-- WHAT YOU HAVE TO DO --
For the entries that follow, say how many lines hold the string "AuthoringWilliam", with nothing else in the reply.

-- RECORDS FOR THE EXERCISE --
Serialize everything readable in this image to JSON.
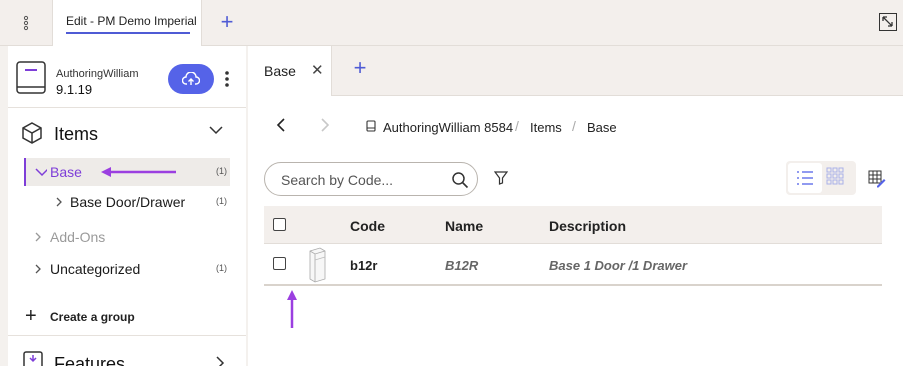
{
  "topbar": {
    "doc_tab_label": "Edit - PM Demo Imperial",
    "add_tab_glyph": "+"
  },
  "project": {
    "name": "AuthoringWilliam",
    "version": "9.1.19"
  },
  "sidebar": {
    "items_title": "Items",
    "tree": [
      {
        "label": "Base",
        "count": "(1)"
      },
      {
        "label": "Base Door/Drawer",
        "count": "(1)"
      },
      {
        "label": "Add-Ons",
        "count": ""
      },
      {
        "label": "Uncategorized",
        "count": "(1)"
      }
    ],
    "create_group": "Create a group",
    "features_title": "Features"
  },
  "main": {
    "tab_label": "Base",
    "breadcrumb": [
      "AuthoringWilliam 8584",
      "Items",
      "Base"
    ],
    "breadcrumb_sep": "/",
    "search_placeholder": "Search by Code...",
    "table": {
      "headers": [
        "Code",
        "Name",
        "Description"
      ],
      "rows": [
        {
          "code": "b12r",
          "name": "B12R",
          "description": "Base 1 Door /1 Drawer"
        }
      ]
    }
  },
  "colors": {
    "accent": "#4f5bd5",
    "selection": "#7e3ed8",
    "annotation": "#9b3fe0",
    "panel_bg": "#f3efec"
  },
  "icons": [
    "kebab-icon",
    "add-icon",
    "expand-icon",
    "book-icon",
    "upload-cloud-icon",
    "cube-icon",
    "chevron-down-icon",
    "chevron-right-icon",
    "plus-icon",
    "features-icon",
    "close-icon",
    "back-icon",
    "forward-icon",
    "document-icon",
    "search-icon",
    "filter-icon",
    "list-view-icon",
    "grid-view-icon",
    "edit-grid-icon"
  ]
}
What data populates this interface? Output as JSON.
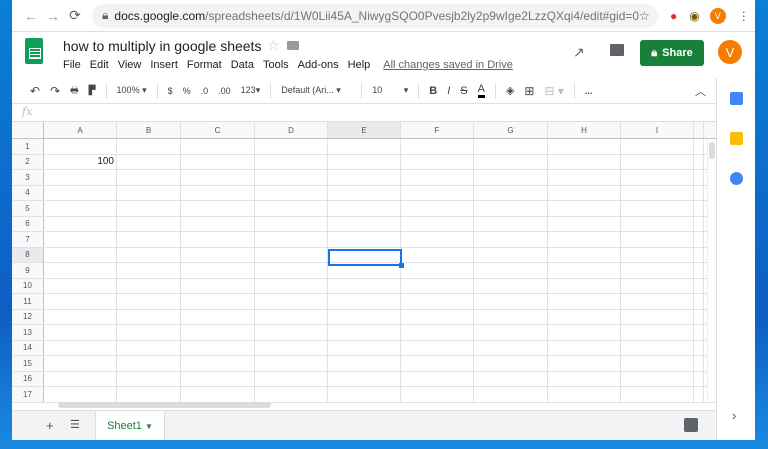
{
  "browser": {
    "url_host": "docs.google.com",
    "url_path": "/spreadsheets/d/1W0Lii45A_NiwygSQO0Pvesjb2ly2p9wIge2LzzQXqi4/edit#gid=0",
    "profile_initial": "V"
  },
  "doc": {
    "title": "how to multiply in google sheets",
    "save_status": "All changes saved in Drive",
    "share_label": "Share",
    "avatar_initial": "V"
  },
  "menu": [
    "File",
    "Edit",
    "View",
    "Insert",
    "Format",
    "Data",
    "Tools",
    "Add-ons",
    "Help"
  ],
  "toolbar": {
    "zoom": "100%",
    "currency": "$",
    "percent": "%",
    "dec_less": ".0",
    "dec_more": ".00",
    "format_more": "123",
    "font": "Default (Ari...",
    "font_size": "10",
    "more": "..."
  },
  "formula_bar": {
    "fx": "fx",
    "value": ""
  },
  "grid": {
    "columns": [
      "A",
      "B",
      "C",
      "D",
      "E",
      "F",
      "G",
      "H",
      "I"
    ],
    "rows": [
      "1",
      "2",
      "3",
      "4",
      "5",
      "6",
      "7",
      "8",
      "9",
      "10",
      "11",
      "12",
      "13",
      "14",
      "15",
      "16",
      "17"
    ],
    "cells": {
      "A2": "100"
    },
    "selected": "E8"
  },
  "sheets": [
    {
      "name": "Sheet1",
      "active": true
    }
  ],
  "colors": {
    "share": "#188038",
    "selection": "#1a73e8",
    "avatar": "#f57c00"
  }
}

-- OUTPUT --
2